Franklin saw a protest on Saturday morning that was attended by more than 100 demonstrators who gathered just hours after Williamson County's second mask mandate went into effect due to the ongoing COVID-19 pandemic, protesting both the mandate and a belief in a rise in government overreach.
The event was put on by Tennessee Stands, a non-profit advocacy group that according to their website "serves to protect the individual liberties of all Tennesseans as stated in the Tennessee State Constitution and given to us by God."
Specifically the group is challenging what they see as government overreach in response throughout the months-long pandemic.
Tennessee Stands Founder and Executive Director Gary Humble said in a phone call that the event drew well more than 200 people to the square which he said was sparked by the mask mandate, but was really more about what the group argues is the government operating outside of the Constitution.
"The root of the entire thing is that we strongly feel that all of these mandates, whether it be a mask mandate, a stay-at-home order, a restriction on businesses calling folks 'essential' or 'non-essential,' that this is all unconstitutional activity," Humble said.
"Our argument is simply that it's way past time to return to a Constitutional form of government and we are operating way out of bounds right now."
Tennessee Stands is a plaintiff in a lawsuit against the State of Tennessee and Governor Bill Lee, while the affiliated group Recall Williamson, is the plaintiff in a lawsuit against the Williamson County Schools system and the Franklin Special School District as well as their respective top officials, WCS Superintendent Jason Golden and FSSD Director David Snowden.
Humble said that Saturday's event was one of several that he's spoken at across the state, from larger public gatherings to more intimate, private discussions in the homes of likeminded Tennesseans who feel the pressures of government during the pandemic.
Many attendees of the rally held signs with slogans such as "No Mask Mandate We Vote" or "Fear is the Real Virus," while some residents took to social media to condemn the gathering on both Tennessee Stands' social media posts and on personal accounts with some asking if the group was issued a permit by the city and if so, why it had been approved.
On Oct. 13 the city passed an amendment to the city's code to require permits for future demonstrations after a summer of protests throughout the city and much of the country. As of Tuesday Stuckey said that five permits had been applied for and approved for a variety of events.
According to Franklin City Administrator Eric Stuckey, the group applied for a permit on Thursday after the new mask mandate was announced and said that the permit was approved in an effort to not infringe on the group's First Amendment rights.
"The request was made to have a public gathering to express themselves and let them express their First Amendment rights," Stuckey said. "They were aware that the mask mandate had been issued and had just gone into effect at midnight that morning. So it had just gone into effect and so really, it's put on my shoulders and is my responsibility to issue permits of that nature, and I just felt that we needed to go ahead and let them express themselves. They could choose to wear or not wear a mask."
Stuckey said that the city's approach, especially in the first days of the mandate's re-instatement, is focused on public education and encouragement versus relying on issuing citations to ensure compliance.
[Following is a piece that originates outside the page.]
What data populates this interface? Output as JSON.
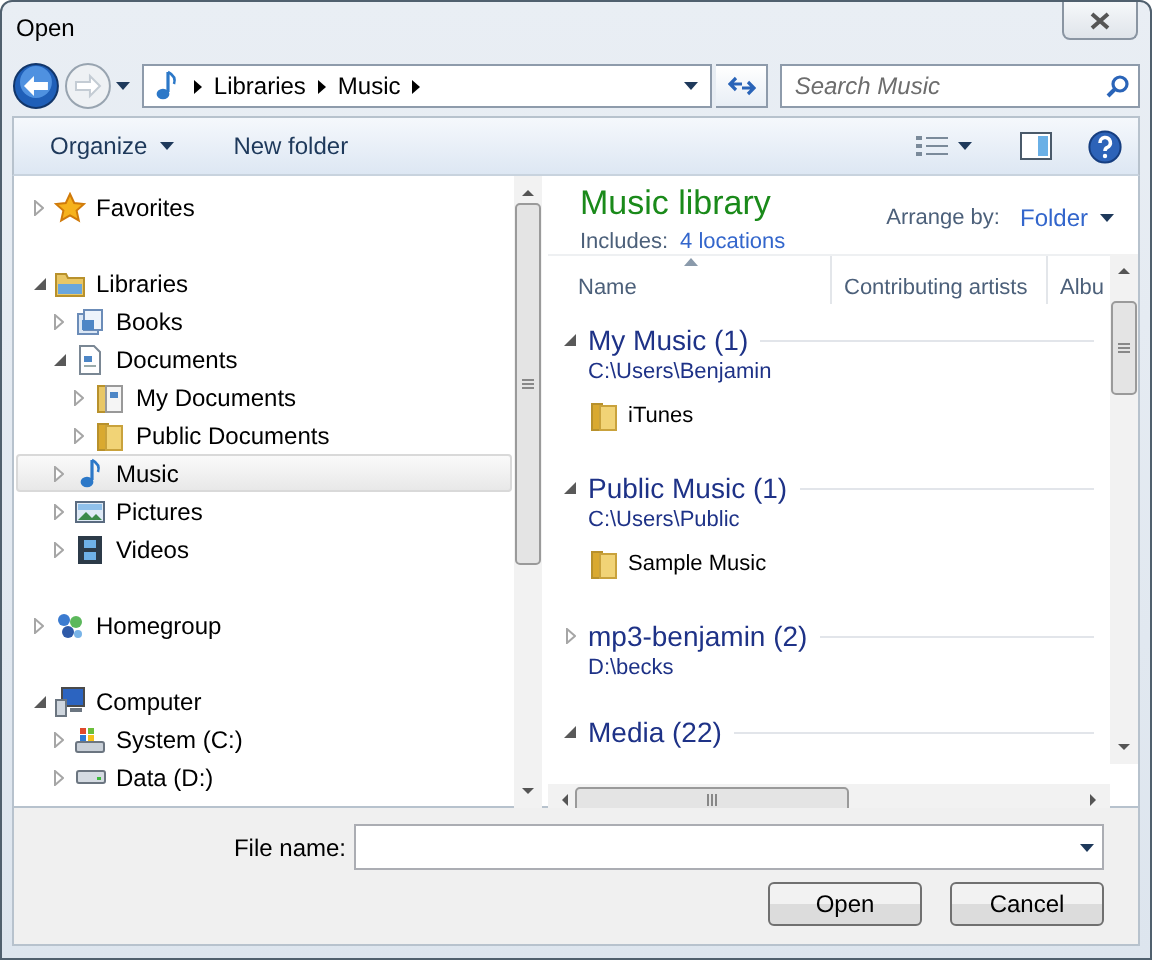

"I understand the concern around it," Stuckey said, adding that it was an outdoor event that was monitored by police and fire services.
"There's a lot of trade offs here and that's what we looked at, and the public square is a place where people should be able to express themselves and peaceably assemble, and that was really what we were trying to balance there, and we didn't want to forbid the event on the assumptions that they weren't going to wear masks," Stuckey said, admitting that most attendees in fact did not chose to wear face coverings as part of their expression.
The county and state have both seen an increase in COVID-19 cases, with Williamson County Medical Center recently announcing a 50% increase of inpatient COVID-19 hospitalizations and Maury Regional Medical Center prompting to suspend elective procedures.
"We've seen an over 150% increase in active cases in the last month. The positivity rate has climbed up -- it was at 7% and is almost at 8% in that same time that the cases have gradually creeped back up," Stuckey said.
"These are the reasons that the mandate was reinstated, so we're trying to inform people that this isn't driven by a whim, it's driven by data," Stuckey said. "We understand that there are different perspectives but we're also trying to make sure that they understand the context and the information that is guiding the policy decisions at the county level and the city level, so it is a difficult balancing act."
Stuckey said that the reasons to actually deny a request are limited to the logistics of being able to accommodate groups such as not approving of two groups for the same location at the same time and ensuring that public safety in terms of the need for city resources such as police can be handled.
"The path for rejection is very limited because we don't want to get into choosing whose speech gets heard," Stuckey said.
Stuckey said that the public health impacts of permitted gatherings is and will continue to be something that is considered when reviewing applications, but again, said that the size of the group and the fact that it was an outdoor gathering helped lead him to approving Saturday's rally.